THIS week, National Treasury and the South African Revenue Service (SARS) published the 2017 Draft Taxation Laws Amendment Bill and the 2017 Draft Tax Administration Laws Amendment Bill. These bills, together with the 2017 Draft Rates and Monetary Amounts and Amendment of Revenue Laws Bill published on Budget Day, will give effect to the tax proposals announced in the Budget.
The South African Institute of Tax Professionals (Sait) says there will be an extensive process of public comment and consultation before the bills become law. It says there is an opportunity for written comment on the draft taxation amendment bills until August 18. Workshops with Treasury and SARS are planned for the end of August. The Standing Committee on Finance will also convene public hearings on the bills before their formal introduction in Parliament.
In late September, Treasury and SARS will present a combined response document to the Standing Committee on Finance on the comments received. The bills will then be revised, taking into account these comments, before they go through the formal parliamentary processes and are signed into law.
Sait says the proposals likely to attract a lot of attention include:
• From March 2019, the foreign employment income tax exemption in respect of South African residents will be removed. Individuals subject to tax in a foreign jurisdiction on such income will have to claim foreign tax credits via their South African income tax returns to avoid double taxation.
• From March 2017, amendments to accommodate employee share scheme trusts will be implemented.
• From January 2018, there will be alterations to the tax treatment of debt foregone for the benefit of a mining company or a group company.
• From July 2017, measures to prevent tax avoidance through the use of trusts will be refined.

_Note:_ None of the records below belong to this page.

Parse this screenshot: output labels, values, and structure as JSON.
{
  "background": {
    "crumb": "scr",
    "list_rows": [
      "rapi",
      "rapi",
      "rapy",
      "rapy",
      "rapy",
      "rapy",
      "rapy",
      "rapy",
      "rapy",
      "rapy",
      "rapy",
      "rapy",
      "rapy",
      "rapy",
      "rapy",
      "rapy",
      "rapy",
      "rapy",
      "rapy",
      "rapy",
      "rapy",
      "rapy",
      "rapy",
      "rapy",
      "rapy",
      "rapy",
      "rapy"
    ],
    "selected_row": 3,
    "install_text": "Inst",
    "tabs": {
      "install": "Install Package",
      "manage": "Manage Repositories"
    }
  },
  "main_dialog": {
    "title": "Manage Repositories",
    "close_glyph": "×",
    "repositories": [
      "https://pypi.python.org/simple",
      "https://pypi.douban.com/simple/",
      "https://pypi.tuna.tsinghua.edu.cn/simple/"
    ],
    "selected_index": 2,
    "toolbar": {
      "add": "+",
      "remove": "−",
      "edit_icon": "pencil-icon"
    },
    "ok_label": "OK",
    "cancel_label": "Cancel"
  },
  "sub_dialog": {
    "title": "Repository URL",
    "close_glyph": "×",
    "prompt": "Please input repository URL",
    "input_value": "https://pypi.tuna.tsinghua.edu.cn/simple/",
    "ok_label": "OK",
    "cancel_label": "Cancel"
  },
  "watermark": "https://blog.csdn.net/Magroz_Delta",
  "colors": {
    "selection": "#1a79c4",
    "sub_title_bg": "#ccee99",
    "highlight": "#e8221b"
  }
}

• From July 2017, the circumvention of anti-avoidance rules dealing with share buy-backs, dividend stripping and contributed tax capital will be addressed.